“They had a lot of employees back then and I still remember they were very cordial and kind to my family,” Steve said. “Things like that you always remember. You don’t remember the names and faces, but you always remember the good deeds.”
The hospitality industry was demanding, and Gil was committed to ensuring Happy Traveler Inn lived up to its slogan: “Let us make you a happy traveler.”
“I remember twice on one beach trip I woke up and my dad had driven back to Salisbury because there was an issue,” Steve said.
Steve watched as his father trudged through the elements to make sure his motel was running during the coldest weeks of the year.
“The first three or four years, we lived in that duplex near the Happy Traveler, and it snowed at least 6 inches. And cars back then, four wheel drive was not very popular,” Yang said. “I remember him walking back and forth to work everyday for a week, walking through the snow.”
Lee didn’t plan on following in Gil’s footsteps when she flew to Rowan County in 1985 in wake of the car crash. She brought along her two children, Jhoon and Joyce, and planned to sort out the family’s affairs, sell the Happy Traveler and take Steve back to California.
But like Gil, she liked Salisbury and eventually decided to stay.
“Nice weather, nice people, nice neighbors,” Lee said.
Plus, she wanted to keep Steve in a place that was familiar to him.
Having owned a gift shop in Los Angeles, Lee knew a thing or two about business, but she had no prior experience in the hospitality industry. She didn’t let that stop her.
“It probably was a challenge for her,” said Lori Yang, Steve’s wife. “She’s a go-getter, not a very shy, timid person. She probably came in and took charge and kept it going.”

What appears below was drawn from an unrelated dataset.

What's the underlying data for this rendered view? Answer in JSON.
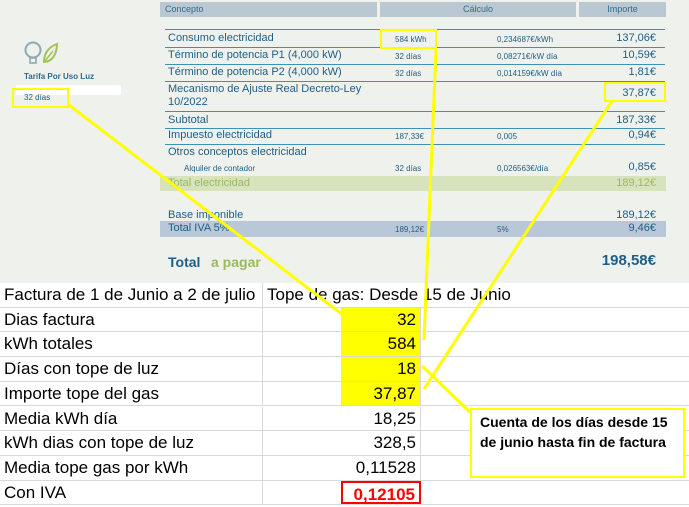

Lee put her own spin on Happy Traveler Inn, making changes that a teenage Steve didn’t always agree with. Now, Steve says he realizes his dissent likely stemmed from seeing the motel altered after his loss. Lee guided the motel over the years, adapting to changes in the industry and surviving as national chains such as Hilton and Holiday Inn came to town. It became increasingly difficult to renovate the motel, especially when vacancy rates increased.
Steve said Lee turned down several offers to sell Happy Traveler Inn in the previous 15 years. But at 84, Lee decided this year was finally the time to retire. For the first time in decades, she doesn’t have to worry about checking customers in or keeping rooms clean. That doesn’t mean she’s gotten used to retirement quite yet.
“Still my mind is motel,” Lee said.
The offer Lee finally accepted came from Will Whipple and Josh Moore, friends and business partners who have launched several car washes in the Carolinas. The duo is bringing Heroes Express Car Wash to Salisbury. It will be their first location in Rowan County.
Heroic characters created by Whipple and Moore will be represented throughout the car wash, which will boast a 130-foot-long tunnel.
“This will be a state-of-the-art car washing facility,” Whipple said.
The plan is to have Heroes Express up and running by the end of 2022.
“We’re just super excited to serve the Salisbury market,” said Whipple, a Raleigh native. “We love the town.”
Steve said it will be difficult to drive down East Innes Street and not see the Happy Traveler in its normal spot. Even so, he understands the motel was destined for demolition.
“Sometimes, change is inevitable,” he said.
Steve stepped foot in the Happy Traveler Inn for the last time in early January. He searched for any keepsakes to take with him and found a wall sign advertising Happy Traveler Inn that he’s stashed in a storage unit. The sign might be one of the last tangible remnants of the motel besides Yang family memories.
Steve isn’t the only one who will keep the memory of the building alive.
“There are still a lot of good stories I hear,” he said. “Even almost 40 years later.”